The Heron 1 unmanned aerial vehicle, which was inaugurated in 2012, is among the 33 aircraft featured in Exercise Forging Sabre.
The Heron 1 unmanned aerial vehicle, which was inaugurated in 2012, is among the 33 aircraft featured in Exercise Forging Sabre. PHOTO: LIANHE ZAOBAO
The crew overseeing exercise operations at the command post.
The crew overseeing exercise operations at the command post. PHOTO: LIANHE ZAOBAO
The Heron 1 being towed to its final position before taking flight.
The Heron 1 being towed to its final position before taking flight. PHOTO: LIANHE ZAOBAO
Some of the 70 men and women from the UAV Command carrying out final checks before the Heron 1 takes flight.
Some of the 70 men and women from the UAV Command carrying out final checks before the Heron 1 takes flight.

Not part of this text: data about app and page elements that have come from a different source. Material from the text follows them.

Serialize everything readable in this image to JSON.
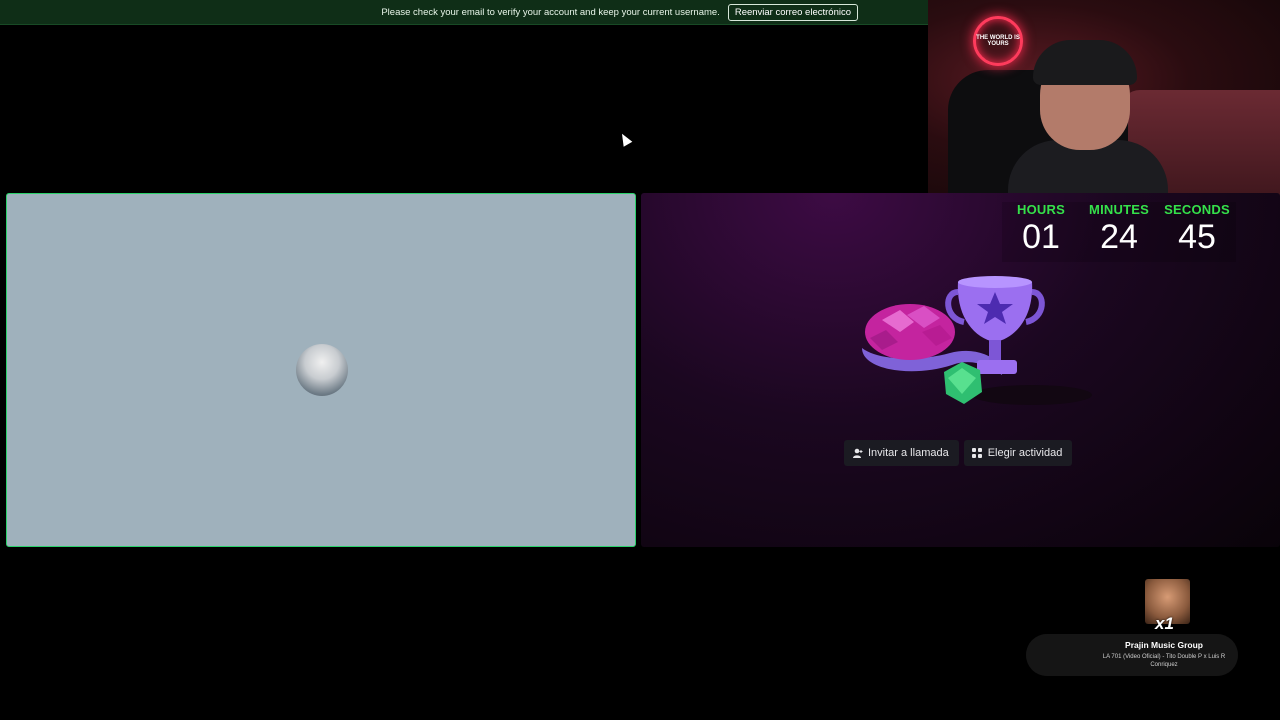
{
  "banner": {
    "message": "Please check your email to verify your account and keep your current username.",
    "resend_label": "Reenviar correo electrónico"
  },
  "webcam": {
    "neon_sign": "THE WORLD IS YOURS"
  },
  "timer": {
    "hours_label": "HOURS",
    "hours_value": "01",
    "minutes_label": "MINUTES",
    "minutes_value": "24",
    "seconds_label": "SECONDS",
    "seconds_value": "45"
  },
  "actions": {
    "invite_label": "Invitar a llamada",
    "activity_label": "Elegir actividad"
  },
  "now_playing": {
    "title": "Prajin Music Group",
    "subtitle": "LA 701 (Video Oficial) - Tito Double P x Luis R Conriquez"
  },
  "emote": {
    "count": "x1"
  },
  "colors": {
    "banner_bg": "#0f2e17",
    "timer_label": "#35e04a",
    "speaking_border": "#2bd16b",
    "left_tile_bg": "#9fb1bc"
  }
}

PHOTO: LIANHE ZAOBAO
An Apache helicopter firing rockets during Exercise Forging Sabre.
An Apache helicopter firing rockets during Exercise Forging Sabre. PHOTO: LIANHE ZAOBAO
An RSAF F15 performing a full afterburner takeoff during a night mission.
An RSAF F15 performing a full afterburner takeoff during a night mission. PHOTO: LIANHE ZAOBAO

LUKE AIR FORCE BASE (ARIZONA) - From 10,000 ft above ground, the vehicle towing a missile looked like an innocuous trailer lumbering along the dusty plains of the Arizonian desert.

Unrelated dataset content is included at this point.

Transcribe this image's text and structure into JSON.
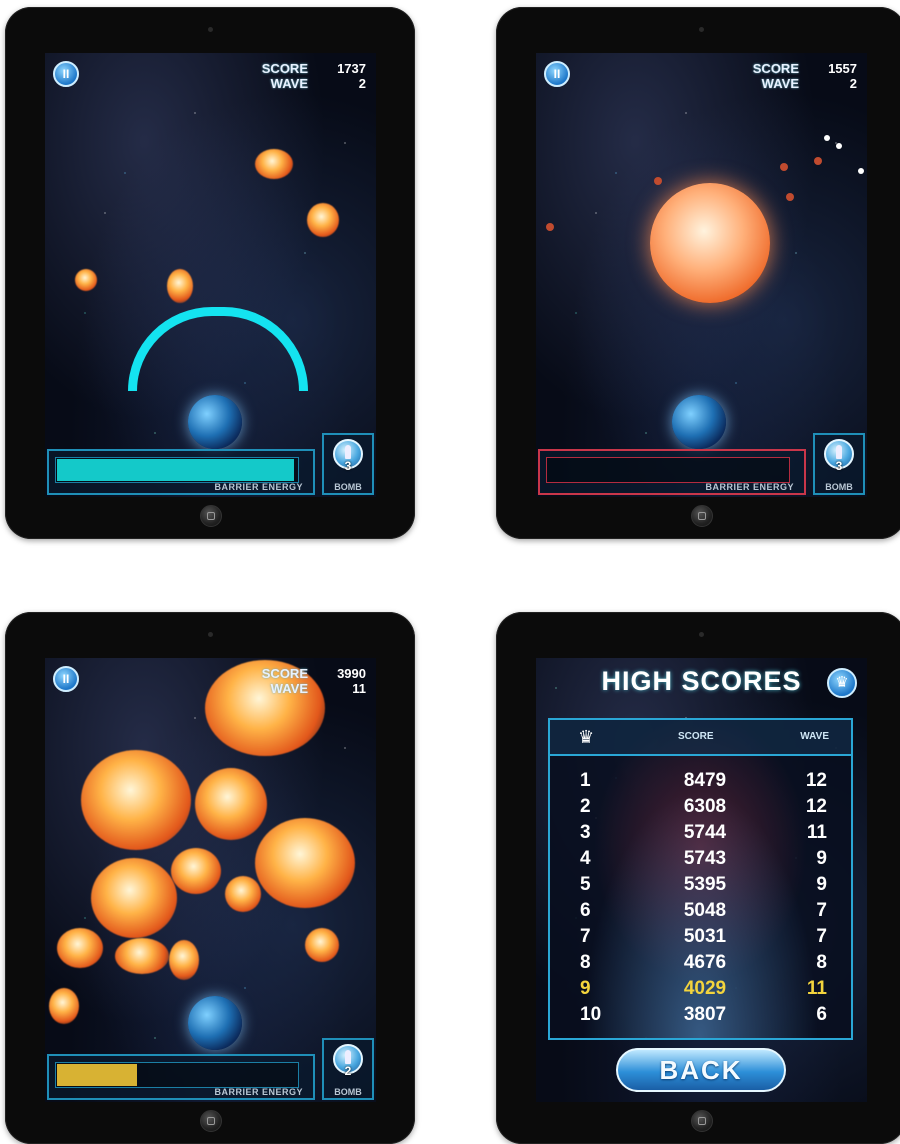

Images captured by Singapore's latest eye in the sky - Heron 1 - flickered on the large screens in front of about 80 battle staff in the command post, who identified the vehicle as the "red force" or enemy target.

The F-15 fighter jet and Apache Attack Helicopters that were activated swooped in and, within seconds, white puffs of smoke were seen, as the Hellfire air-to-ground missiles and the Laser Joint Direct Attack Munitions (LJdams) smart bombs struck the target.

There was no sound or fury of a Hollywood-style battleground but this was one of the outcomes in the finale of the Singapore Armed Forces' most complex unilateral wargames.

Codenamed Forging Sabre, the live-fire exercise played out over the Barry M. Goldwater Training Area in Arizona, 20 times the size of Singapore.

It is the culmination of months of fine-tuning by about 600 soldiers and airmen who have been armed with the most advanced weapons systems and high-tech warfighting tactics to deliver a precise strike.

They demonstrated how to exchange battle data real-time through an electronic battle network that, in turn, orchestrates the SAF's suite of sensors and shooters to boost its firepower and deliver a deadlier punch.

This is also the first time that the Heron 1 is deployed in this year's exercise, the fifth in the Forging Sabre series since 2005. The UAVs were key in carrying out reconnaissance missions to hunt down enemy targets, pinpointing them with laser beams for the warplanes to destroy them.

Defence Minister Ng Eng Hen, who observed the proceedings on Thursday (Dec 11, US Time), said: "The ability to detect real-time targets, track them, and destroy them when they are moving is something very difficult to do militarily."

He added that being able to execute such complex missions successfully speaks of the professionalism of the SAF. "We have come a long way and it gives us a lot of confidence in the abilities of the SAF."

Dr Ng, who visited Luke Air Force Base, also got a close up look at the US Air Force' F-35A fighter jet, fuelling speculation that Singapore is moving closer to deciding to buy the Lockheed Martin fifth-generation fighter plane.

He spent about 45 minutes at the F-35 Academic Training Centre, during which he was briefed on the training and features of the aircraft.

The defence minister will trade his civilian clothes for a flight suit on Friday when he flies in the F-15SG fighter jet during a live-firing exercise.